TRY IT:
Your answer should consist of all lines in the listing that hold the word "time".

SOURCE MATERIAL:
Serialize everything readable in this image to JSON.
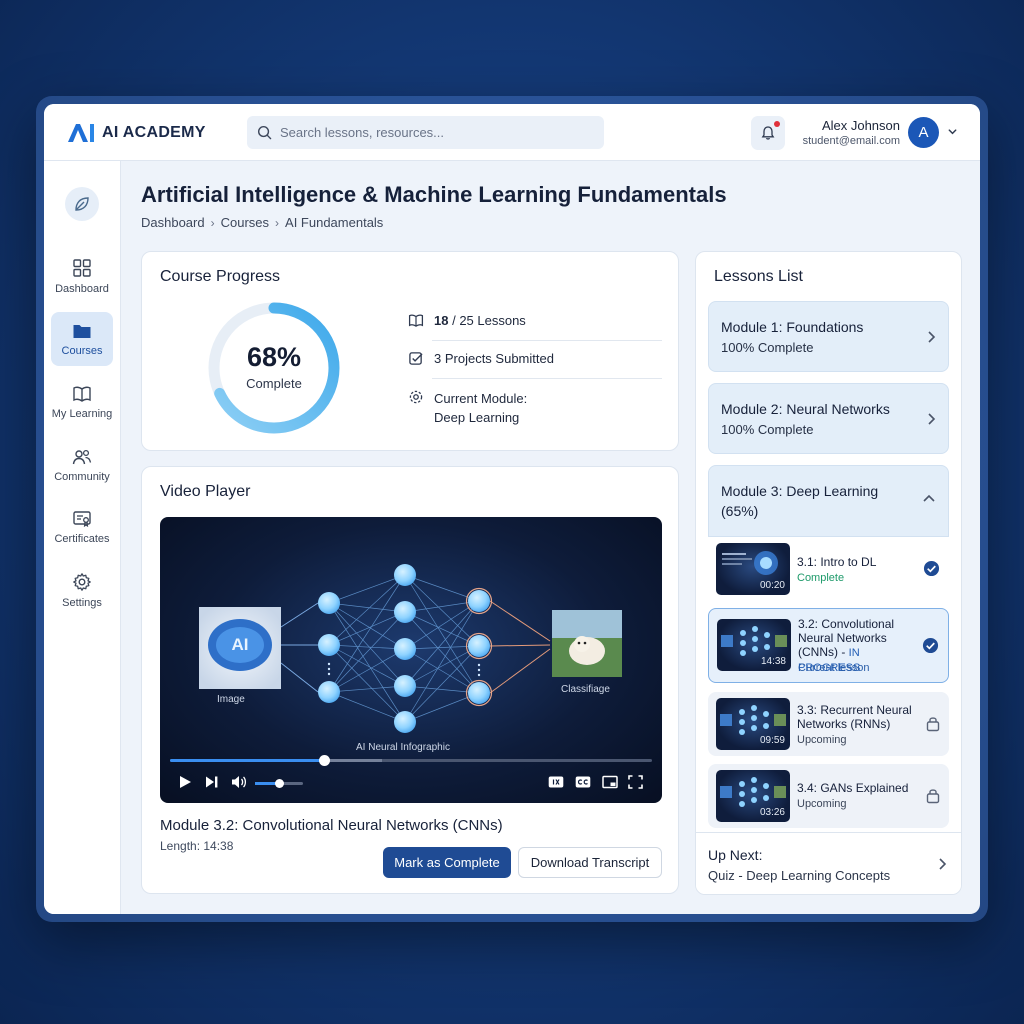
{
  "app": {
    "name": "AI ACADEMY"
  },
  "search": {
    "placeholder": "Search lessons, resources..."
  },
  "user": {
    "name": "Alex Johnson",
    "email": "student@email.com",
    "initial": "A"
  },
  "sidebar": {
    "items": [
      {
        "label": "Dashboard",
        "icon": "grid-icon"
      },
      {
        "label": "Courses",
        "icon": "folder-icon",
        "active": true
      },
      {
        "label": "My Learning",
        "icon": "book-icon"
      },
      {
        "label": "Community",
        "icon": "users-icon"
      },
      {
        "label": "Certificates",
        "icon": "certificate-icon"
      },
      {
        "label": "Settings",
        "icon": "gear-icon"
      }
    ]
  },
  "page": {
    "title": "Artificial Intelligence & Machine Learning Fundamentals",
    "breadcrumb": [
      "Dashboard",
      "Courses",
      "AI Fundamentals"
    ]
  },
  "progress": {
    "title": "Course Progress",
    "percent_label": "68%",
    "percent_value": 68,
    "complete_label": "Complete",
    "lessons_done": "18",
    "lessons_rest": "/ 25 Lessons",
    "projects": "3 Projects Submitted",
    "current_module_label": "Current Module:",
    "current_module": "Deep Learning"
  },
  "video": {
    "title": "Video Player",
    "input_label": "Image",
    "output_label": "Classifiage",
    "graphic_caption": "AI Neural Infographic",
    "played_fraction": 0.32,
    "buffered_fraction": 0.44,
    "volume_fraction": 0.5,
    "lesson_title": "Module 3.2: Convolutional Neural Networks (CNNs)",
    "length": "Length: 14:38",
    "mark_complete": "Mark as Complete",
    "download_transcript": "Download Transcript"
  },
  "lessons": {
    "title": "Lessons List",
    "modules": [
      {
        "name": "Module 1: Foundations",
        "sub": "100% Complete"
      },
      {
        "name": "Module 2: Neural Networks",
        "sub": "100% Complete"
      },
      {
        "name": "Module 3: Deep Learning",
        "sub": "(65%)"
      }
    ],
    "items": [
      {
        "name": "3.1: Intro to DL",
        "status": "Complete",
        "time": "00:20"
      },
      {
        "name": "3.2: Convolutional Neural Networks (CNNs) - ",
        "tag": "IN PROGRESS",
        "status": "Current lesson",
        "time": "14:38"
      },
      {
        "name": "3.3: Recurrent Neural Networks (RNNs)",
        "status": "Upcoming",
        "time": "09:59"
      },
      {
        "name": "3.4: GANs Explained",
        "status": "Upcoming",
        "time": "03:26"
      }
    ],
    "up_next_label": "Up Next:",
    "up_next_value": "Quiz - Deep Learning Concepts"
  },
  "colors": {
    "accent": "#1f4b94",
    "ring": "#4db0ee",
    "success": "#1e9a6a"
  }
}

THE ANSWER:
        "time": "00:20"
        "time": "14:38"
        "time": "09:59"
        "time": "03:26"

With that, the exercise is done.